Intended mainly to speed up application launch times is Smart Response, which boosts performance by caching to SSD or an SSD-hybrid drive data between the system hard drive and its memory. Then there's Smart Connect, Intel's method of keeping Ultrabook devices always on and always connected.
Like a cell phone, Smart Connect allows apps to continue communicating with a network when the device appears to be turned off. When an Ultrabook device is in sleep or hibernate modes, Smart Connect keeps social messages messaging and Twitter feeds feeding. Intel calls this a stopgap until Windows 8 arrives; it works with any app, but the feature isn't supported by any currently released version of Windows.
Application distribution also will be a bit different. Since most Ultrabook devices will lack an optical drive, installations will consist almost entirely of online purchase and over-air downloads from sites such as Intel's app store, AppUp.com.
Intel employs some fairly clever security schemes that go far beyond simple name and password security. To protect user data and identity and minimize risk of theft and loss, Ultrabook devices include Intel security baked into the hardware.
Intel Identity Protection Technology, or IPT, increases one-factor (name and password) authentication to two-factor by introducing a onetime six-digit password that's unique to each device.

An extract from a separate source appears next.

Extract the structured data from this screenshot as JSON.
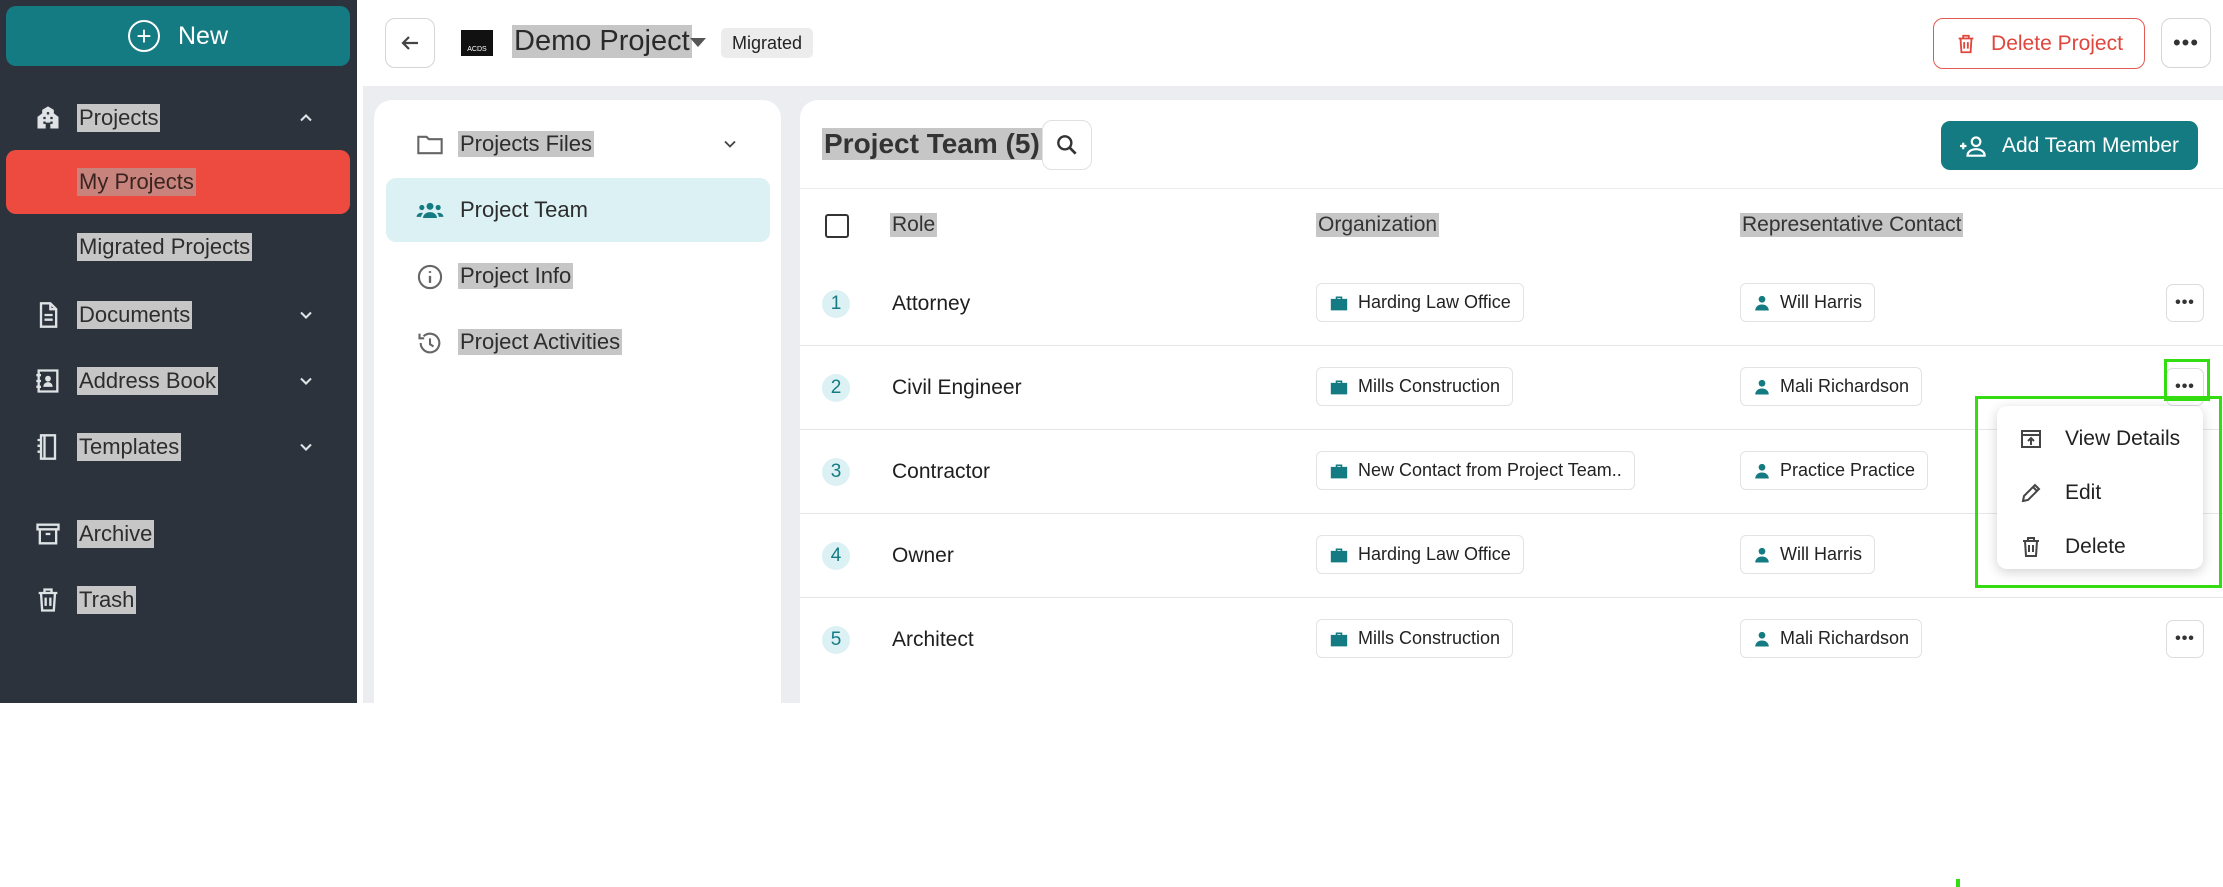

Web sites that have been integrated with IPT will prompt visitors coming in with Ultrabook devices for the code.
Intel and industry analysts have tremendous expectations for Ultrabooks, which after the buzz at CES we'd say are well placed. Of the nearly 400 million computers Gartner expects to be sold in 2012, half of which will be laptops, Intel analysts have estimated that 20 percent to 40 percent of those will be Ultrabook devices. Even taking the 20 percent figure, that's about 40 million Ultrabook devices in its first full year of existence.
Systems built using the Ultrabook specification will provide users with all the speed, power and efficiency of Intel's second-generation Core i3, i5 and i7 processors and the 3-D graphics of Intel's integrated GPU, while giving solution providers an exciting new platform with a whole new set of capabilities to harness.
What's more, Ultrabook holds new potential for smartphone and tablet developers. With the addition of sensors to machines with lots of CPU, memory and graphics horsepower, mobile app developers who were once focused on apps for small-footprint devices without such resources will now have access to the CPU and graphics performance without losing sensory input, opening new customer and application prospects.
The combination of a powerful mobile application platform with touch navigation, instant-on responsiveness, always-on synchronization and other smartphone and tablet capabilities, plus the power and efficiency of Ivy Bridge, will give developers and solution providers a fast, secure and easily portable platform to take mobile computing far into the future.